Work task: Filter the material below so that only lines containing "data" remain.

──────────

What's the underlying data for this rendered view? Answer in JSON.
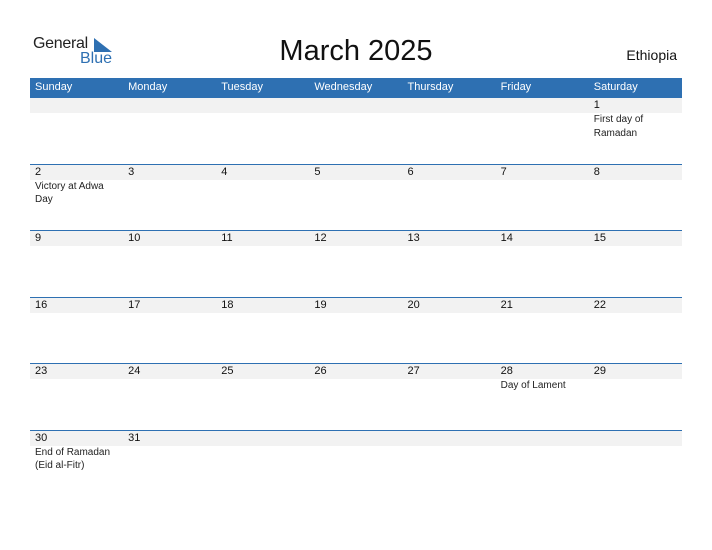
{
  "logo": {
    "general": "General",
    "blue": "Blue"
  },
  "title": "March 2025",
  "country": "Ethiopia",
  "colors": {
    "accent": "#2e70b2",
    "strip": "#f2f2f2"
  },
  "weekdays": [
    "Sunday",
    "Monday",
    "Tuesday",
    "Wednesday",
    "Thursday",
    "Friday",
    "Saturday"
  ],
  "weeks": [
    [
      {
        "day": "",
        "event": ""
      },
      {
        "day": "",
        "event": ""
      },
      {
        "day": "",
        "event": ""
      },
      {
        "day": "",
        "event": ""
      },
      {
        "day": "",
        "event": ""
      },
      {
        "day": "",
        "event": ""
      },
      {
        "day": "1",
        "event": "First day of Ramadan"
      }
    ],
    [
      {
        "day": "2",
        "event": "Victory at Adwa Day"
      },
      {
        "day": "3",
        "event": ""
      },
      {
        "day": "4",
        "event": ""
      },
      {
        "day": "5",
        "event": ""
      },
      {
        "day": "6",
        "event": ""
      },
      {
        "day": "7",
        "event": ""
      },
      {
        "day": "8",
        "event": ""
      }
    ],
    [
      {
        "day": "9",
        "event": ""
      },
      {
        "day": "10",
        "event": ""
      },
      {
        "day": "11",
        "event": ""
      },
      {
        "day": "12",
        "event": ""
      },
      {
        "day": "13",
        "event": ""
      },
      {
        "day": "14",
        "event": ""
      },
      {
        "day": "15",
        "event": ""
      }
    ],
    [
      {
        "day": "16",
        "event": ""
      },
      {
        "day": "17",
        "event": ""
      },
      {
        "day": "18",
        "event": ""
      },
      {
        "day": "19",
        "event": ""
      },
      {
        "day": "20",
        "event": ""
      },
      {
        "day": "21",
        "event": ""
      },
      {
        "day": "22",
        "event": ""
      }
    ],
    [
      {
        "day": "23",
        "event": ""
      },
      {
        "day": "24",
        "event": ""
      },
      {
        "day": "25",
        "event": ""
      },
      {
        "day": "26",
        "event": ""
      },
      {
        "day": "27",
        "event": ""
      },
      {
        "day": "28",
        "event": "Day of Lament"
      },
      {
        "day": "29",
        "event": ""
      }
    ],
    [
      {
        "day": "30",
        "event": "End of Ramadan (Eid al-Fitr)"
      },
      {
        "day": "31",
        "event": ""
      },
      {
        "day": "",
        "event": ""
      },
      {
        "day": "",
        "event": ""
      },
      {
        "day": "",
        "event": ""
      },
      {
        "day": "",
        "event": ""
      },
      {
        "day": "",
        "event": ""
      }
    ]
  ]
}
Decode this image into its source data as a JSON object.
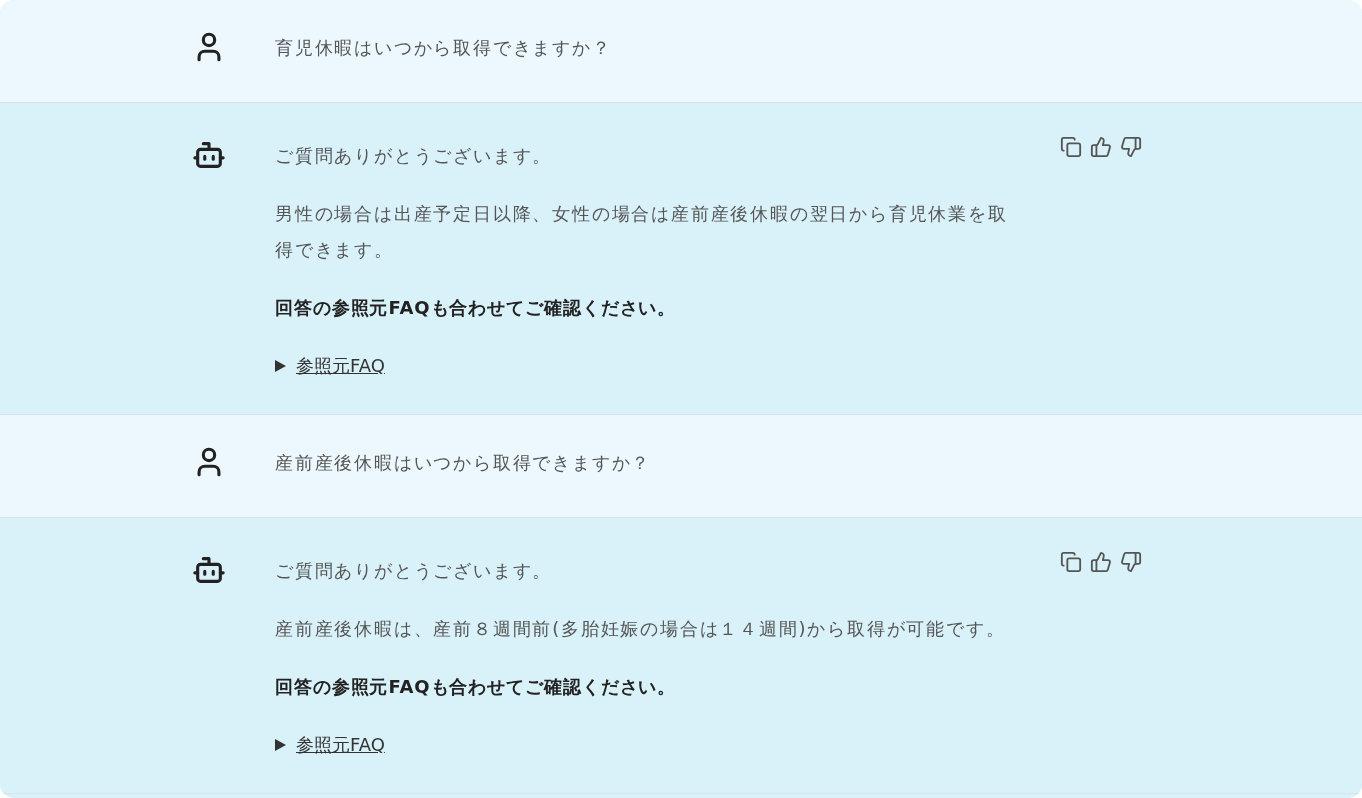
{
  "messages": [
    {
      "kind": "user",
      "text": "育児休暇はいつから取得できますか？"
    },
    {
      "kind": "bot",
      "paragraphs": [
        "ご質問ありがとうございます。",
        "男性の場合は出産予定日以降、女性の場合は産前産後休暇の翌日から育児休業を取得できます。"
      ],
      "note": "回答の参照元FAQも合わせてご確認ください。",
      "faq_link": "参照元FAQ"
    },
    {
      "kind": "user",
      "text": "産前産後休暇はいつから取得できますか？"
    },
    {
      "kind": "bot",
      "paragraphs": [
        "ご質問ありがとうございます。",
        "産前産後休暇は、産前８週間前(多胎妊娠の場合は１４週間)から取得が可能です。"
      ],
      "note": "回答の参照元FAQも合わせてご確認ください。",
      "faq_link": "参照元FAQ"
    }
  ]
}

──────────

Response for this exercise:
What's the underlying data for this rendered view? Answer in JSON.
Decode this image into its source data as a JSON object.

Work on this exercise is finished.